## Source data

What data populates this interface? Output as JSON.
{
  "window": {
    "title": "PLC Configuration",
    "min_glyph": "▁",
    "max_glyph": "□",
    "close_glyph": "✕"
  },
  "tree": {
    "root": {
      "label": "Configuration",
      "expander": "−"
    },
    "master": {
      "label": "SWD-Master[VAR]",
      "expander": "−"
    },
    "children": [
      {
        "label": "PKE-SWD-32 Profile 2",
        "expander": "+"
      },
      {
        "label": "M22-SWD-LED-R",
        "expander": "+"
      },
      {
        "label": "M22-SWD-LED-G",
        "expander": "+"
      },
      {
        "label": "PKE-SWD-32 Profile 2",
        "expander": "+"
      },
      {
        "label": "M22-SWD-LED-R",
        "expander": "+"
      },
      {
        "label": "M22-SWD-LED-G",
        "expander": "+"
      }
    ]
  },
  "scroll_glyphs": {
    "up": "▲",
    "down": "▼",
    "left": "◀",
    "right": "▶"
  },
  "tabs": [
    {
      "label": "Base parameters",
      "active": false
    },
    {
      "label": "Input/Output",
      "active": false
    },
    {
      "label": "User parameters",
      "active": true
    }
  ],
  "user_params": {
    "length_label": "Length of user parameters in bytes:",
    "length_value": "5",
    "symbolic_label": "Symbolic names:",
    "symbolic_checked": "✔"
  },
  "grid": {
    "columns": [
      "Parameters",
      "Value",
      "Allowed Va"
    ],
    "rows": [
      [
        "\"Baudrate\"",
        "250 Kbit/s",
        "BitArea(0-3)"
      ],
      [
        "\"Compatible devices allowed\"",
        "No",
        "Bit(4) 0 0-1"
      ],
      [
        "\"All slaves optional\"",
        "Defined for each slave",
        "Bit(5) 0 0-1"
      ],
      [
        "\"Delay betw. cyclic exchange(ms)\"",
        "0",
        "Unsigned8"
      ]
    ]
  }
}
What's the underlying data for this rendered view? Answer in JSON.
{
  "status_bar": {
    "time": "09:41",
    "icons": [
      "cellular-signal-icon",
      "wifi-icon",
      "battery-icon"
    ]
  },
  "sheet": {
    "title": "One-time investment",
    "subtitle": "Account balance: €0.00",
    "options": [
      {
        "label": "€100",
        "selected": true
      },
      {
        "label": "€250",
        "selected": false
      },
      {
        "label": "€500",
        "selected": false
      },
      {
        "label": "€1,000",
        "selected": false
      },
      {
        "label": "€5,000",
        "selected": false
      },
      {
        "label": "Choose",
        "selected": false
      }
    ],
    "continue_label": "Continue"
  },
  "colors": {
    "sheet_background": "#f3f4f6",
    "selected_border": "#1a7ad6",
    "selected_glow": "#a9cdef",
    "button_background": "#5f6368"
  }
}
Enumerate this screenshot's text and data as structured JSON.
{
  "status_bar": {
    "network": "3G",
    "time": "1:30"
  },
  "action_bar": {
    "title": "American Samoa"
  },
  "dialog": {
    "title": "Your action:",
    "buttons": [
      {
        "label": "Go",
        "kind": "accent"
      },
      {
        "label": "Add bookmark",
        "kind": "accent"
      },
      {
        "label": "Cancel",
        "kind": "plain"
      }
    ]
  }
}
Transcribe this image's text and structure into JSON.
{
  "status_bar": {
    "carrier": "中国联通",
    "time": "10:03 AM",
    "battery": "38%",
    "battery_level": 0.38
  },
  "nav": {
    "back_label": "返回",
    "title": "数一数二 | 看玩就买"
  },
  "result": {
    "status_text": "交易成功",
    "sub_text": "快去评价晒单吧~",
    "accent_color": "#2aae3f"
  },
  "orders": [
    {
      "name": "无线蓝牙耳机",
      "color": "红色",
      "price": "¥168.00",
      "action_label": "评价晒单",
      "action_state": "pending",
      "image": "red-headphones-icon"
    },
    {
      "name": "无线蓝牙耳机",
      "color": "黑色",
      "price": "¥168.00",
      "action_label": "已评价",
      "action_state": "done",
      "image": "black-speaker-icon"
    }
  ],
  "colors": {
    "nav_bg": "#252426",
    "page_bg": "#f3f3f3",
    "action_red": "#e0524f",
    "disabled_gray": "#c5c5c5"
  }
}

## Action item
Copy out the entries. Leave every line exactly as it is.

## Answer area
What data populates this interface? Output as JSON.
{
  "window": {
    "title": "PLC Configuration",
    "min_glyph": "▁",
    "max_glyph": "□",
    "close_glyph": "✕"
  },
  "tree": {
    "root": {
      "label": "Configuration",
      "expander": "−"
    },
    "master": {
      "label": "SWD-Master[VAR]",
      "expander": "−"
    },
    "children": [
      {
        "label": "PKE-SWD-32 Profile 2",
        "expander": "+"
      },
      {
        "label": "M22-SWD-LED-R",
        "expander": "+"
      },
      {
        "label": "M22-SWD-LED-G",
        "expander": "+"
      },
      {
        "label": "PKE-SWD-32 Profile 2",
        "expander": "+"
      },
      {
        "label": "M22-SWD-LED-R",
        "expander": "+"
      },
      {
        "label": "M22-SWD-LED-G",
        "expander": "+"
      }
    ]
  },
  "scroll_glyphs": {
    "up": "▲",
    "down": "▼",
    "left": "◀",
    "right": "▶"
  },
  "tabs": [
    {
      "label": "Base parameters",
      "active": false
    },
    {
      "label": "Input/Output",
      "active": false
    },
    {
      "label": "User parameters",
      "active": true
    }
  ],
  "user_params": {
    "length_label": "Length of user parameters in bytes:",
    "length_value": "5",
    "symbolic_label": "Symbolic names:",
    "symbolic_checked": "✔"
  },
  "grid": {
    "columns": [
      "Parameters",
      "Value",
      "Allowed Va"
    ],
    "rows": [
      [
        "\"Baudrate\"",
        "250 Kbit/s",
        "BitArea(0-3)"
      ],
      [
        "\"Compatible devices allowed\"",
        "No",
        "Bit(4) 0 0-1"
      ],
      [
        "\"All slaves optional\"",
        "Defined for each slave",
        "Bit(5) 0 0-1"
      ],
      [
        "\"Delay betw. cyclic exchange(ms)\"",
        "0",
        "Unsigned8"
      ]
    ]
  }
}
What's the underlying data for this rendered view? Answer in JSON.
{
  "status_bar": {
    "time": "09:41",
    "icons": [
      "cellular-signal-icon",
      "wifi-icon",
      "battery-icon"
    ]
  },
  "sheet": {
    "title": "One-time investment",
    "subtitle": "Account balance: €0.00",
    "options": [
      {
        "label": "€100",
        "selected": true
      },
      {
        "label": "€250",
        "selected": false
      },
      {
        "label": "€500",
        "selected": false
      },
      {
        "label": "€1,000",
        "selected": false
      },
      {
        "label": "€5,000",
        "selected": false
      },
      {
        "label": "Choose",
        "selected": false
      }
    ],
    "continue_label": "Continue"
  },
  "colors": {
    "sheet_background": "#f3f4f6",
    "selected_border": "#1a7ad6",
    "selected_glow": "#a9cdef",
    "button_background": "#5f6368"
  }
}
Enumerate this screenshot's text and data as structured JSON.
{
  "status_bar": {
    "network": "3G",
    "time": "1:30"
  },
  "action_bar": {
    "title": "American Samoa"
  },
  "dialog": {
    "title": "Your action:",
    "buttons": [
      {
        "label": "Go",
        "kind": "accent"
      },
      {
        "label": "Add bookmark",
        "kind": "accent"
      },
      {
        "label": "Cancel",
        "kind": "plain"
      }
    ]
  }
}
Transcribe this image's text and structure into JSON.
{
  "status_bar": {
    "carrier": "中国联通",
    "time": "10:03 AM",
    "battery": "38%",
    "battery_level": 0.38
  },
  "nav": {
    "back_label": "返回",
    "title": "数一数二 | 看玩就买"
  },
  "result": {
    "status_text": "交易成功",
    "sub_text": "快去评价晒单吧~",
    "accent_color": "#2aae3f"
  },
  "orders": [
    {
      "name": "无线蓝牙耳机",
      "color": "红色",
      "price": "¥168.00",
      "action_label": "评价晒单",
      "action_state": "pending",
      "image": "red-headphones-icon"
    },
    {
      "name": "无线蓝牙耳机",
      "color": "黑色",
      "price": "¥168.00",
      "action_label": "已评价",
      "action_state": "done",
      "image": "black-speaker-icon"
    }
  ],
  "colors": {
    "nav_bg": "#252426",
    "page_bg": "#f3f3f3",
    "action_red": "#e0524f",
    "disabled_gray": "#c5c5c5"
  }
}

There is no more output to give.